Today Bob and I flew to Seattle. The day was overcast and for many hours we flew over a silver carpet of clouds. Only toward the end of the flight was Earth visible through a layer of damp hazy air. We descended, pivoting around the mountain, the constant in an ever-shifting view, occupying a realm of time distinct from the more hospitable and busier regions panning below.
The lower regions gladden my heart in a way that the mountain view doesn’t; human habitation has shaped them in countless ways. The difference of the two makes for a silent aerial meditation.
We arrive. My mother-in-law’s death two days ago hangs over this familiar journey. To visit her, we have flown this flight many times. She was scheduled to move into assisted living tomorrow but instead went to sleep last Friday night, slipped into an unconscious state the next day, and died twenty-four hours later without reviving.

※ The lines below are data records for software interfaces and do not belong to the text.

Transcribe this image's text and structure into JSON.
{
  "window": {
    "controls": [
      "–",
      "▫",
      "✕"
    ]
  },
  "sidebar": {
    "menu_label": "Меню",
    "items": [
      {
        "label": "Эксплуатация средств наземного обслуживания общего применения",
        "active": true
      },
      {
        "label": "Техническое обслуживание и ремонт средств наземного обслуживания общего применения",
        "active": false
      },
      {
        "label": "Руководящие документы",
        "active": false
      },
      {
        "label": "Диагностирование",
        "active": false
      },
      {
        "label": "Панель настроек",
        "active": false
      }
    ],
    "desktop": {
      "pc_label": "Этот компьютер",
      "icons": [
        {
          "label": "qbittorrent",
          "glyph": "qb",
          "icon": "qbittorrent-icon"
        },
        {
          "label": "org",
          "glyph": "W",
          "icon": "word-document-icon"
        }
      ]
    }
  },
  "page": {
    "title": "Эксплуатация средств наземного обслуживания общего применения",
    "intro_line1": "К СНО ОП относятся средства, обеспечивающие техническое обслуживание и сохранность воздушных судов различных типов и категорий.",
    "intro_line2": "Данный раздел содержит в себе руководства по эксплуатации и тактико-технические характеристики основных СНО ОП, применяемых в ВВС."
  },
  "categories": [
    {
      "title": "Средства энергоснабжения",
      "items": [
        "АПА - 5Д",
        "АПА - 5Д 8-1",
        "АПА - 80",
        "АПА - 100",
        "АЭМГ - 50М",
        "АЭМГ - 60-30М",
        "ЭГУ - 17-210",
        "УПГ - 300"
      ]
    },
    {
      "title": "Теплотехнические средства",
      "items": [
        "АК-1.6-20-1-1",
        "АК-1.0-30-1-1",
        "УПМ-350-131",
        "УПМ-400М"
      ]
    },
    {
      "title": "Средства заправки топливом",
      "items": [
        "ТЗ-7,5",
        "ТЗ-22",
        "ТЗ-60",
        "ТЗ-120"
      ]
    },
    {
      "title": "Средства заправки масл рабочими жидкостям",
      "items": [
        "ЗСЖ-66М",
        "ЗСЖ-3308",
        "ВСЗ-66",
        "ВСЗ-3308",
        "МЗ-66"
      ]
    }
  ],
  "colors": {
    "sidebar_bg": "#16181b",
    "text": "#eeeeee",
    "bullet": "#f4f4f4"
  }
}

We are here to pay our last respects and absorb the truth of her passing away. The weather is glorious, the scenery majestic, yet but a footnote to the enormity of one mortal loss.